• _Problem statement_
Could you filter the records below down to the lines that include the word "iFISe"?

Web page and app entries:

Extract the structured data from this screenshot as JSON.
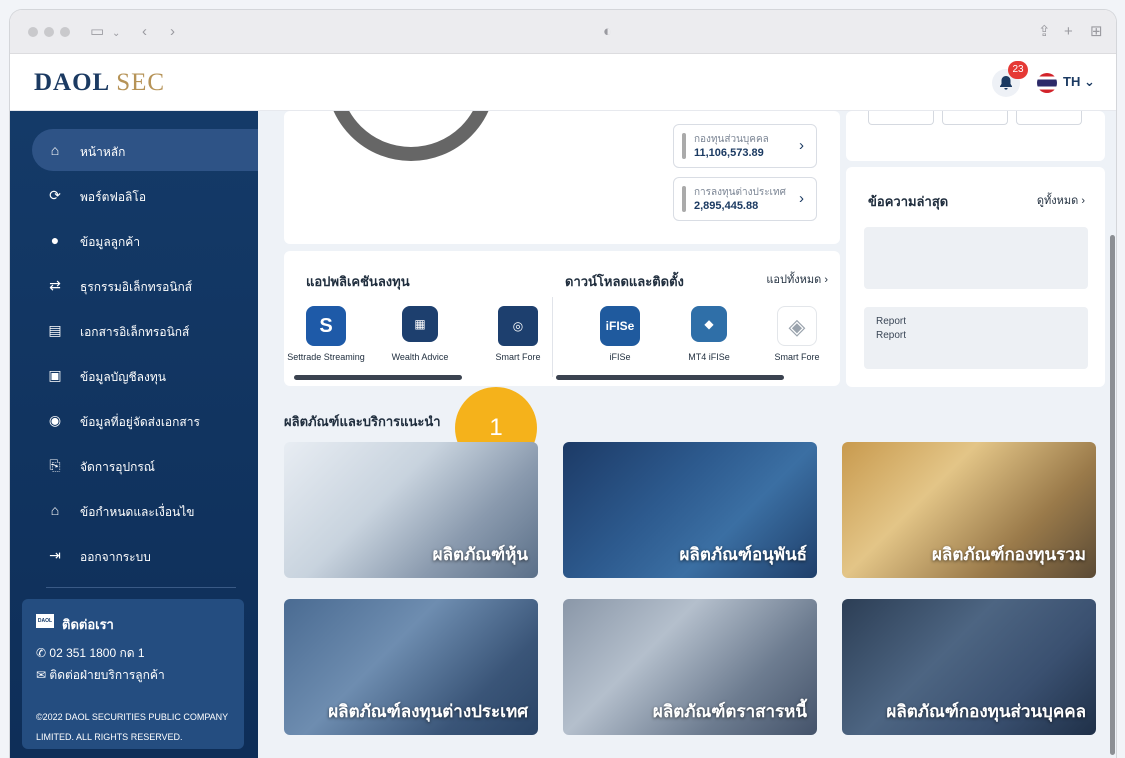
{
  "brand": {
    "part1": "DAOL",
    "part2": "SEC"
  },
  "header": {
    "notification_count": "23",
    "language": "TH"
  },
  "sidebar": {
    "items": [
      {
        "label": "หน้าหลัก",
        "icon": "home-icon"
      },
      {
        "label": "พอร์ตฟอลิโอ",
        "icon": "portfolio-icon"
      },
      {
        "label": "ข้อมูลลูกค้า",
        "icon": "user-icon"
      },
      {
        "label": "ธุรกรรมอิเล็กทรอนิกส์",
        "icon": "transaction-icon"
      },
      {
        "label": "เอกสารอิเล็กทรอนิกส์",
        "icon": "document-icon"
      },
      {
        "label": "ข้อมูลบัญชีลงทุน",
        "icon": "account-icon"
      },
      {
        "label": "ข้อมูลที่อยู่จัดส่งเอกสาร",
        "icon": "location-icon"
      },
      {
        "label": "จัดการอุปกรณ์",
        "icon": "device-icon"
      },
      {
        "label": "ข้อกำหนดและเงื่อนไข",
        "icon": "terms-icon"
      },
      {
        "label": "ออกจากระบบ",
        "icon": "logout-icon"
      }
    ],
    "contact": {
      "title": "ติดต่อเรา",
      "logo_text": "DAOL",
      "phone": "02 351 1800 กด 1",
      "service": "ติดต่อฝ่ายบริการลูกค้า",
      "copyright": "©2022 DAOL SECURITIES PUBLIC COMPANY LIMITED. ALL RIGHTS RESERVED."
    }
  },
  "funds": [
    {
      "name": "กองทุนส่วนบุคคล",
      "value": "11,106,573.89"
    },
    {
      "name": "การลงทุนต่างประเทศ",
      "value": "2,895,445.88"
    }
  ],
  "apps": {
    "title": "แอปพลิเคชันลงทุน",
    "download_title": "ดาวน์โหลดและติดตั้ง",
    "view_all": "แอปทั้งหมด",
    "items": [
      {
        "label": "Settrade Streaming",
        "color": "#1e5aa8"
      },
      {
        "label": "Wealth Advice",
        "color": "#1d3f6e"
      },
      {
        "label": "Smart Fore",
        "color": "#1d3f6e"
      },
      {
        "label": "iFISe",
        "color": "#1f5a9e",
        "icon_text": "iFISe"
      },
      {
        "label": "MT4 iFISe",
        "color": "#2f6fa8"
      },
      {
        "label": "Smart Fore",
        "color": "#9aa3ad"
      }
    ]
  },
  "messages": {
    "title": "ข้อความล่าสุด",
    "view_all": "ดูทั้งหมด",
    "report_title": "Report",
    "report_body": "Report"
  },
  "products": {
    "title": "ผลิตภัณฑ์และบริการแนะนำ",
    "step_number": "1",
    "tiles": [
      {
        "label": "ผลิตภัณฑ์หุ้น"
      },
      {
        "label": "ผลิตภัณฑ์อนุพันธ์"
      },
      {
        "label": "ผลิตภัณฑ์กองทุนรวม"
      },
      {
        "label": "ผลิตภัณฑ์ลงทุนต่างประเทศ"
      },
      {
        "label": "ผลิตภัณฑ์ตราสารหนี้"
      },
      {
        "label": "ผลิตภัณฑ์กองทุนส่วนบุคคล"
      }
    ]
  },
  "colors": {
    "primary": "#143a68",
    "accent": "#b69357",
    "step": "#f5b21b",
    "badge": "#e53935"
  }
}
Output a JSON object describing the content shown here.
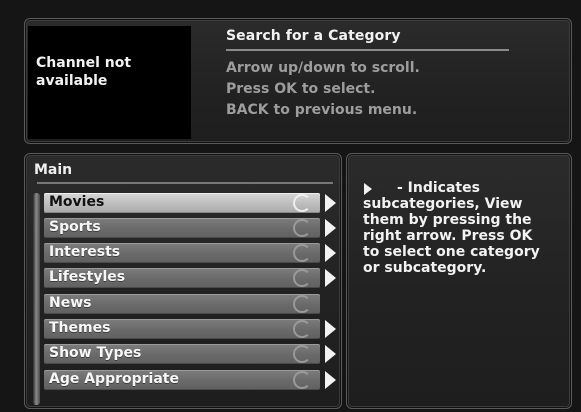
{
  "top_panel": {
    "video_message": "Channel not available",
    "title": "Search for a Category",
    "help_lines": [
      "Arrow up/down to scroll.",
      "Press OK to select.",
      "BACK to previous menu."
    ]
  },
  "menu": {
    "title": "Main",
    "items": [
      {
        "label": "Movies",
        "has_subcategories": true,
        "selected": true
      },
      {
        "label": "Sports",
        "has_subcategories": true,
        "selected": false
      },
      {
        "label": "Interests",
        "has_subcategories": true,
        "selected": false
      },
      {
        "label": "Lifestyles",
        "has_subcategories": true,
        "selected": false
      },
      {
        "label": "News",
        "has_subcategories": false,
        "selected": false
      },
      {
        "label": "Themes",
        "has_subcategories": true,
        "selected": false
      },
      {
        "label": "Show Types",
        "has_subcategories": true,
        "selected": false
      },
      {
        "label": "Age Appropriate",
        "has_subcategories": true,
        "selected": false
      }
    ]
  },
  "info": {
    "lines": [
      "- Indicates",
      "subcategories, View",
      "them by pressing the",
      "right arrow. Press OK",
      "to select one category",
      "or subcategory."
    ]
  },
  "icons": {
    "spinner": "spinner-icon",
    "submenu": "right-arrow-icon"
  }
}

• _Result below_
        "label": "iFISe",
        "icon_text": "iFISe"
        "label": "MT4 iFISe",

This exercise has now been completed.